Choi added to Evans' comments, revealing that Bong not only shoots only the angles he needs, but he also edits them the same day. "[Bong] has an on-set editor on the set who's cutting the scene as we're shooting. At the end of the day we watch a scene," said Choi.
Evans added, "Yeah, we shoot a scene and at the end of that day you watch that scene. It's unbelievable! That doesn't happen in movies! I've never been a part of anything like it."
Evans said Bong is also extremely good at giving notes and getting the most out of actors he works with. "You always spend as much time as you can trying to get into the skin of your character and the collaboration with your director is enormously important. But every actor is different. As a director it's not just setting shots and it's not just communicating with every department. It's about being able to know your actor and know what they need and want. Some actors, to get them where they need to go, you need to pull them aside and have a 20-minute discussion about whether their mom hugged them enough and some actors are the other way.
"It's an art unto itself, how to engage your actor and get what you need," Evans continued. "I couldn't have asked for a better experience with Bong. He's among the best directors I've ever worked with. Even with the slight language barrier he knew how to pick very unique words. He'd give you such a simple note and you'd be like, I got it. I know exactly what you want. That's a trait unique unto him."

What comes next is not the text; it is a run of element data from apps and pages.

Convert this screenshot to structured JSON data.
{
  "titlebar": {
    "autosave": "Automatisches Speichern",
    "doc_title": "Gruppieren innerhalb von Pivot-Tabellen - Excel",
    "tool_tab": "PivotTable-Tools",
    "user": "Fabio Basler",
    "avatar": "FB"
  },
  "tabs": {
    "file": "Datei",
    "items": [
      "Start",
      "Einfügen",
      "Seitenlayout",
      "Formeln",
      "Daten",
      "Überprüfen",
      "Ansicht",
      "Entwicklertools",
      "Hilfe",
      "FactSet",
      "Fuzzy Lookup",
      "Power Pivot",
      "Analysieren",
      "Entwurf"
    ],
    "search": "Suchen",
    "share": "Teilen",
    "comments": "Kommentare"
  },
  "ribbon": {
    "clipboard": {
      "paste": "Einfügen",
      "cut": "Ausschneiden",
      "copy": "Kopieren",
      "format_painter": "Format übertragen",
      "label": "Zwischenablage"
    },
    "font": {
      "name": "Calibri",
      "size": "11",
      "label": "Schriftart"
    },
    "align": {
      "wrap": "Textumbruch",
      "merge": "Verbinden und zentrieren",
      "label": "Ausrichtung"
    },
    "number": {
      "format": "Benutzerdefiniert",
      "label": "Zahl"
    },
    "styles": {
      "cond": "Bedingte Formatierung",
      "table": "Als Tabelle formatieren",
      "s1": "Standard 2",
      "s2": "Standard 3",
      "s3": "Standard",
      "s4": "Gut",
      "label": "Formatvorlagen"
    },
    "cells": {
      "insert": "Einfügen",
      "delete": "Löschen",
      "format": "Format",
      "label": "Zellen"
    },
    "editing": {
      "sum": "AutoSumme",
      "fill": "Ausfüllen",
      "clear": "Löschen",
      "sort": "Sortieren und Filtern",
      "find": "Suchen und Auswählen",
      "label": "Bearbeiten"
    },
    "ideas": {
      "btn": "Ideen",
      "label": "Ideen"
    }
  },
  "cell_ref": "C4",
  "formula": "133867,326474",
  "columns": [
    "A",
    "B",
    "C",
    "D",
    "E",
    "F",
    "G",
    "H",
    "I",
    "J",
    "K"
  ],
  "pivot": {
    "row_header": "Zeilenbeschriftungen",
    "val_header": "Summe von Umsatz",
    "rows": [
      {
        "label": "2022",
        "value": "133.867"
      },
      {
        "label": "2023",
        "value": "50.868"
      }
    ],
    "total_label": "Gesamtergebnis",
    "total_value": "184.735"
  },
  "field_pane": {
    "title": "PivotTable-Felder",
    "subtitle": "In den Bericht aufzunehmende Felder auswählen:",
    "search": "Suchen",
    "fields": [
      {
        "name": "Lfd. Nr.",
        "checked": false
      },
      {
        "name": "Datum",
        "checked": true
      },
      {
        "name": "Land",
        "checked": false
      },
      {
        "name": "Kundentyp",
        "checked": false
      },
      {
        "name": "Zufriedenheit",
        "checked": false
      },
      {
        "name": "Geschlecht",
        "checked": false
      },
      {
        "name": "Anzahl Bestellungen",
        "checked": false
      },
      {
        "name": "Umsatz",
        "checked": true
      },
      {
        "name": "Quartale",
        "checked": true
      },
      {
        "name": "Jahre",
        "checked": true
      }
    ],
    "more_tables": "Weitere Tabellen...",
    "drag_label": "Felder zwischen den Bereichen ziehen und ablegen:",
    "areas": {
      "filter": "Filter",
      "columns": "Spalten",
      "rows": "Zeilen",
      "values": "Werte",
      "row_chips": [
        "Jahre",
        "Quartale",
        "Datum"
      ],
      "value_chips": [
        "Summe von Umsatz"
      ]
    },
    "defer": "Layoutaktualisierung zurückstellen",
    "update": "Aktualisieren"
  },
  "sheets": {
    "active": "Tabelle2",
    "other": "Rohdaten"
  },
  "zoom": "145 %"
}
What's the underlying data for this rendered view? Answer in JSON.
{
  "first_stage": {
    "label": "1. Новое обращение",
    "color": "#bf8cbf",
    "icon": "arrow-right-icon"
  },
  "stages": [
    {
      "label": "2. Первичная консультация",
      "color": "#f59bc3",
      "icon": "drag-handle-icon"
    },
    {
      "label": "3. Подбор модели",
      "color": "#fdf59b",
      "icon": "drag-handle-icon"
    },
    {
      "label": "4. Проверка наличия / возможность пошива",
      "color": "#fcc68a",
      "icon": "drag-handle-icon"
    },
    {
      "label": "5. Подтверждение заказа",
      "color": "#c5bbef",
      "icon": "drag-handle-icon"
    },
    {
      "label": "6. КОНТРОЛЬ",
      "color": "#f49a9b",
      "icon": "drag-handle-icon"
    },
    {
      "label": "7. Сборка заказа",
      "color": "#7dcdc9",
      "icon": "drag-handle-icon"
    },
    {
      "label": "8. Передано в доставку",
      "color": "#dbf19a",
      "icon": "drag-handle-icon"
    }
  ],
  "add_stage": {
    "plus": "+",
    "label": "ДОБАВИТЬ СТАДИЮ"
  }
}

Because of Bong's connection to Evans, it allowed the actor to takes certain risks in his portrayal of Curtis. "It's terrifying because you give a performance and you hand your performance over," said Evans. "I've seen a lot of times where you do certain things in movies and then you see the final product and it may not be what you want it to be. So it's only scary if you don't trust your director. If you trust your director it's beyond exciting. There's a beautiful cradle that a director can provide that lets you explore and take risks. If you don't trust your director it really handicaps your risk. You try to stick to what you feel is safe. If you feel confident your director is going to massage the performance into something that works in the final product than you feel a lot more willing to take chances and roll the dice. With Bong there were a lot of different takes where you try a lot of different things and you just feel confident that it's going to work out in the end."

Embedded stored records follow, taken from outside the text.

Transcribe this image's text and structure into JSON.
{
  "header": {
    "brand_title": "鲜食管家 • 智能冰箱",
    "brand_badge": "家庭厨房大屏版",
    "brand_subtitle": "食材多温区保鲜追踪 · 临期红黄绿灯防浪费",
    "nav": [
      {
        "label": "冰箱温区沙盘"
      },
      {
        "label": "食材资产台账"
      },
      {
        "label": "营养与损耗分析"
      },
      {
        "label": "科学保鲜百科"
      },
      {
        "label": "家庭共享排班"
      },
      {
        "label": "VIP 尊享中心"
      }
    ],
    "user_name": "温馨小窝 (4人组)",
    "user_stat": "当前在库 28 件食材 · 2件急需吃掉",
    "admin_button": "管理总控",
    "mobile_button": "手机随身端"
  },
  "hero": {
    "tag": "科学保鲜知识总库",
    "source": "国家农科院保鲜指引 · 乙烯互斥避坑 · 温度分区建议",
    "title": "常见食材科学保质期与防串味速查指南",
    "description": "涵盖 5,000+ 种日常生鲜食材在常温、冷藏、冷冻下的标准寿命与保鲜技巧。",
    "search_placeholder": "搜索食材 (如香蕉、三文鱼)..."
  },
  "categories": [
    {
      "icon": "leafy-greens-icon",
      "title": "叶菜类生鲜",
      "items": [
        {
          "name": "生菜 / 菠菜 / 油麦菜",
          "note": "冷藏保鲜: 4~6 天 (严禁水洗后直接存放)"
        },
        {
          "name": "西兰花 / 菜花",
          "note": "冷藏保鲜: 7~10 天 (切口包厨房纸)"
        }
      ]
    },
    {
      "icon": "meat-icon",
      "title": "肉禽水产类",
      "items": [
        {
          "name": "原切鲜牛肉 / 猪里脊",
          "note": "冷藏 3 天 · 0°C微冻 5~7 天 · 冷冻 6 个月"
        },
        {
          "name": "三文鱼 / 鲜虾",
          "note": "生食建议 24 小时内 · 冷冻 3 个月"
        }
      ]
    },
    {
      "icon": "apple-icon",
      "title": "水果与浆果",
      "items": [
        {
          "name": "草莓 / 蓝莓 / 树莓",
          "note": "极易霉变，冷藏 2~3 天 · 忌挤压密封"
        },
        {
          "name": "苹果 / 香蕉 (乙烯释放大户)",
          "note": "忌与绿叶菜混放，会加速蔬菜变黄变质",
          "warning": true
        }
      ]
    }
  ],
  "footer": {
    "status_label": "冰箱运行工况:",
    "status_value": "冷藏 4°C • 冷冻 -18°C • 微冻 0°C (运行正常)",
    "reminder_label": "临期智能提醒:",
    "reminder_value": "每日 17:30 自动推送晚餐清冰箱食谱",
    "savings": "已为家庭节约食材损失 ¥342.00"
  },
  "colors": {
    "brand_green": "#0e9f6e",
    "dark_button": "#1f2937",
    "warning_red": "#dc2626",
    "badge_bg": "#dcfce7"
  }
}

However, one technique Bong didn't employ was keeping actors separated off-screen who aren't meant to be seen together on-screen. "I'll actually say that on this movie there was a real sense of unity regardless of whether you were in the front or the tail," said Evans. "It's such a unique film. It's a different way of filming and a different script. You're shooting in a foreign location where nobody really knows each other. The sense of camaraderie was very strong on this movie. So no, we never felt the need to avoid the front sectioners."
Finally, asked if "Snowpiercer" ultimately presents a bleak or hopeful view of humanity, Choi said, "I think it's a bleak journey to a happy ending. A hopeful ending."
"I say hopeful, as well," Evans agreed.
"Snowpiecer" is in theaters and VOD now.